D-Lab Founder and MIT senior lecturer in Mechanical Engineering Amy Smith is inspired to create a hands-on conference bringing together creative, dynamic individuals to design meaningful solutions for people living in poverty. NCIIA, now VentureWell, and the Rockefeller Foundation generously provide seed funding and planning gets underway at MIT.
After months of planning, the International Development Design Summit (IDDS) is born. 50 people from nearly 20 different countries arrive at MIT for the first IDDS. Participants form teams and tackle some of the first IDDS projects, receiving training in design, rapid prototyping, and development in workspaces around MIT’s campus.
IDDS is held at MIT again, with a new and additional focus on capacity building. Participants from 20 countries learn about the design process and designed technologies like a $10 computer, a pearl millet thresher, and a device to prevent transmission of HIV from mothers to children during breastfeeding.
IDDS is held for the first time in a developing country – Ghana. Nearly 70 participants work together with rural villagers in Ghana to design prototypes with their potential end-users. Technologies included a low-cost device for dosing chlorine for drinking water and a hand-cranked cassava grater.
IDDS is held at Colorado State University and focuses on refining products, designing ventures, and building businesses. Participants build action plans for prototypes from other summits to get impactful technologies into the hands of the people who need them most.
IDDS is held in Ghana again and its integrated curriculum reflects lessons learned from all past IDDS experiences. Organizers and participants reflect on the evolution and future of IDDS. Rethink Relief, a design summit sharing the IDDS philosophy, but focusing on the technology needs of refugees, takes place for the first time in Delft, Netherlands.
IDDS is held in Brazil, a summit of many firsts: the first to be organized by a local team, the first with an urban focus, and the first to be entirely bilingual. Many projects focus on improving the lives of people living in poverty by having a positive effect on the environment.
The International Development Innovation Network (IDIN) is created as part of the USAID Higher Education Solutions Network to support the growing number of IDDS alumni in their work. IDIN provides funding, mentorship, training, and more to help its Network members and their innovations grow.
IDDS is held in Lusaka, Zambia and organized for the first time by IDIN Network members in collaboration with the National Technology Business Centre. A shorter, maternal health-themed IDDS is held in Arusha, Tanzania, marking the first themed IDDS. Rethink Relief, a design summit focused on the technology needs of refugees and displaced populations, takes place at MIT. IDIN launches its research program. Local chapters of Network members begin forming.

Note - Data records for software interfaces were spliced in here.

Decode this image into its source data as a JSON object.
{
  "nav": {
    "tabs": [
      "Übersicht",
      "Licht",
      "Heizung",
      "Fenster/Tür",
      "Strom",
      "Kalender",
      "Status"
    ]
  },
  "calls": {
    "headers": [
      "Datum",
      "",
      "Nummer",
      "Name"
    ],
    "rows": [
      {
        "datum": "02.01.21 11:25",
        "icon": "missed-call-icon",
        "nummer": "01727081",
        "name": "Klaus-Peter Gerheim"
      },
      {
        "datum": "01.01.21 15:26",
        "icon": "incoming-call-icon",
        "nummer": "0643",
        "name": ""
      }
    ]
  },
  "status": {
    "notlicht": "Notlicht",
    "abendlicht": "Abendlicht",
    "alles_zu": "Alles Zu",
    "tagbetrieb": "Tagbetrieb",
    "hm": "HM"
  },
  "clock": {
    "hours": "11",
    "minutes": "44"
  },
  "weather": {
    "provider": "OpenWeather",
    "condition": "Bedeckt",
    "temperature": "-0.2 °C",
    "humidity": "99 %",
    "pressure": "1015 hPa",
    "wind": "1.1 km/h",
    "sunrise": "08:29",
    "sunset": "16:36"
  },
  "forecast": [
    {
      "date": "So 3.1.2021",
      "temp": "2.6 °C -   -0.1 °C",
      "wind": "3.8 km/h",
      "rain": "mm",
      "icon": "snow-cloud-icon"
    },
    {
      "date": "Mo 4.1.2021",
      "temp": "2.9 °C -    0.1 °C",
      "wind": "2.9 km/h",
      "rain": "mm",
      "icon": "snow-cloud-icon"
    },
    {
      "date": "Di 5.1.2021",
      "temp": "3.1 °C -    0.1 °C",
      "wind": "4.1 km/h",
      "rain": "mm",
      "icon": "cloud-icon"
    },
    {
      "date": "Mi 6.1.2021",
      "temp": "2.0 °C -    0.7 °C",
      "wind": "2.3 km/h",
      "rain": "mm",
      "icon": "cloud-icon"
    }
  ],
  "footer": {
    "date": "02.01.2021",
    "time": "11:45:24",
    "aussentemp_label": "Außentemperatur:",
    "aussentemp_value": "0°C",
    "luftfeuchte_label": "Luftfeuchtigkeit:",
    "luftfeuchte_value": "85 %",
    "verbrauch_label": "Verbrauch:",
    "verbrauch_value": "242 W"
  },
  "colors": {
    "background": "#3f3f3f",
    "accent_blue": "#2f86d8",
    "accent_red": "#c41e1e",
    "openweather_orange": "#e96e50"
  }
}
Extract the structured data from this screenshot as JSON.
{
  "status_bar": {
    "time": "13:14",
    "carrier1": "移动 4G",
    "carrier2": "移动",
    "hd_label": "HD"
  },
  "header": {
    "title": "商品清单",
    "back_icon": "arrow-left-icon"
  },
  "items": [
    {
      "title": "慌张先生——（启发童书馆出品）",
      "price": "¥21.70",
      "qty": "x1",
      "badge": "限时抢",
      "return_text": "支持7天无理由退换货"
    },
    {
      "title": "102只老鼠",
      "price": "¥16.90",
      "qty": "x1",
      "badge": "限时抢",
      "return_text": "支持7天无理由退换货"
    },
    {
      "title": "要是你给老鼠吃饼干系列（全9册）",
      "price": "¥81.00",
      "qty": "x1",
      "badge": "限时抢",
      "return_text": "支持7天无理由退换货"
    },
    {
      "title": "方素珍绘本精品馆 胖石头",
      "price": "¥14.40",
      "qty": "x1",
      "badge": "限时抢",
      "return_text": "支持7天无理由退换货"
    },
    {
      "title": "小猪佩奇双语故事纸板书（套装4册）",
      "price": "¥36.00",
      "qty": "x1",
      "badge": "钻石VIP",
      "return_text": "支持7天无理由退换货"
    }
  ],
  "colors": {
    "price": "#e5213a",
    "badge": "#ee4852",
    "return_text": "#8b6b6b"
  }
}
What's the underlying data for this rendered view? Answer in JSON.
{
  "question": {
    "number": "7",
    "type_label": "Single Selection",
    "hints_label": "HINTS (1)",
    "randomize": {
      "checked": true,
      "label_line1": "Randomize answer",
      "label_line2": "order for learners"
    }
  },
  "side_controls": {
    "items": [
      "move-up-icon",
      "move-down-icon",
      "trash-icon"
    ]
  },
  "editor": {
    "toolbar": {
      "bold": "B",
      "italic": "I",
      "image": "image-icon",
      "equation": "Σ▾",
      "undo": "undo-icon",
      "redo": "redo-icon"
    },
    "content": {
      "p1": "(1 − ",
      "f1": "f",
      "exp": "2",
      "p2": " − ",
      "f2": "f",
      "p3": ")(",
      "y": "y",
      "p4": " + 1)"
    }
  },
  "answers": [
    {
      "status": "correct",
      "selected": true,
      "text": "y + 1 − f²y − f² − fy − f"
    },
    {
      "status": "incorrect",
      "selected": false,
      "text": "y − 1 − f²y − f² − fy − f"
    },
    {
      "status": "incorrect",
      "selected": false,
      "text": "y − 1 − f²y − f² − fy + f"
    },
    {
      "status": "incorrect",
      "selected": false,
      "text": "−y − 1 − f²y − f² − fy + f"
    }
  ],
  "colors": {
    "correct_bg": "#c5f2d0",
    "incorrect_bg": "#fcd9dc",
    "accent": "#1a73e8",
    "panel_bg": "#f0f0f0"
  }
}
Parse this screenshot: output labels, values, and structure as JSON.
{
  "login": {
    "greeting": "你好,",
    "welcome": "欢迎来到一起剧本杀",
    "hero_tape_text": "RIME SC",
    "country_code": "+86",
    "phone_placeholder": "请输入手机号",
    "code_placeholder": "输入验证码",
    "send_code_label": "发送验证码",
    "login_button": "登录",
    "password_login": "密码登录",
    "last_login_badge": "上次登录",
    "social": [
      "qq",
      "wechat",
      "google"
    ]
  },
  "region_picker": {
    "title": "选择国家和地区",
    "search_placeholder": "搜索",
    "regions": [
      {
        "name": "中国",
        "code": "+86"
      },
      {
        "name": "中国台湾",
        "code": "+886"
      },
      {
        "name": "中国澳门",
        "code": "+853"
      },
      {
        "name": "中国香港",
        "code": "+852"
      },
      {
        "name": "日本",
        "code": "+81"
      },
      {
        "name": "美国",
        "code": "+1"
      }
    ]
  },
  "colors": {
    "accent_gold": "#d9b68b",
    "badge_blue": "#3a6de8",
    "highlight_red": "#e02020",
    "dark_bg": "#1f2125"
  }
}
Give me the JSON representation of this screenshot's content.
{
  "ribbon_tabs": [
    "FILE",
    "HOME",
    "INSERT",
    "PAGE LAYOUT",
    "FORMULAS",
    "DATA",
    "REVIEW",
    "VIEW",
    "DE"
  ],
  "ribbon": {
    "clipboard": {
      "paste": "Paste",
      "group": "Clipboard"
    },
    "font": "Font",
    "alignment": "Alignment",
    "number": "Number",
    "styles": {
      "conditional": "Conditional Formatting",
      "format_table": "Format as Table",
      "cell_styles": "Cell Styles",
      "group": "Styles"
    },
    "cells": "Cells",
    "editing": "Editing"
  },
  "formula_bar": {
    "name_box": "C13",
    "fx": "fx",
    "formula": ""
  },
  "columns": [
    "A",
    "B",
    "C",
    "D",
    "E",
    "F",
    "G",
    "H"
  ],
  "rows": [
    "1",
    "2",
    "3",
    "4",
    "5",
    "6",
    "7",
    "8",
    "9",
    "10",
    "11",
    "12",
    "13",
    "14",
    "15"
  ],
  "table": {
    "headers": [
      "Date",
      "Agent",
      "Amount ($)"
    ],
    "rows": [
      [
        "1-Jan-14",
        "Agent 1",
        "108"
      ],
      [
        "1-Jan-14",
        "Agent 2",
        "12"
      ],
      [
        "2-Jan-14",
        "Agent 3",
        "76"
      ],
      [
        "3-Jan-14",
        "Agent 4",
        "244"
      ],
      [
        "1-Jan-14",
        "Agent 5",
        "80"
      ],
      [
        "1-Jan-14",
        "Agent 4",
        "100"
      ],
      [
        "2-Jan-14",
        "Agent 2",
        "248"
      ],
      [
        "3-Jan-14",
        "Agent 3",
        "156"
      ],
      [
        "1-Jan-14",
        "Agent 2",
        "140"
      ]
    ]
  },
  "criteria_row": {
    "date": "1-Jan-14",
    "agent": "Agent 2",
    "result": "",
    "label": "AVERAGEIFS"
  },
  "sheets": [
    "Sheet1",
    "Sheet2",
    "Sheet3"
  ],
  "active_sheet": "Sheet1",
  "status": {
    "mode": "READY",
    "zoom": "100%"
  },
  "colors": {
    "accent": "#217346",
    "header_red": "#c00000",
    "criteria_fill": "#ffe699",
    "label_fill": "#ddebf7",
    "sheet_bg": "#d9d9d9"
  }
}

IDDS is held in Arusha, Tanzania, where participants develop technologies to solve problems related to agriculture, health, water, and education. Rethink Relief, a design summit focused on the technology needs of refugees and displaced populations, takes place in Pader, Uganda. IDIN supports three innovation centers: Twende/AISE! in Tanzania, Caritas in Uganda, and Caos Facado in Brazil.
Nearly a decade later, many things about IDDS and IDIN have changed, but its core principles—co-creation, diversity, hands-on design and development—have stayed the same. IDIN looks forward to organizing more summits, supporting additional innovation centers, and advancing research on local innovation as an effective development strategy.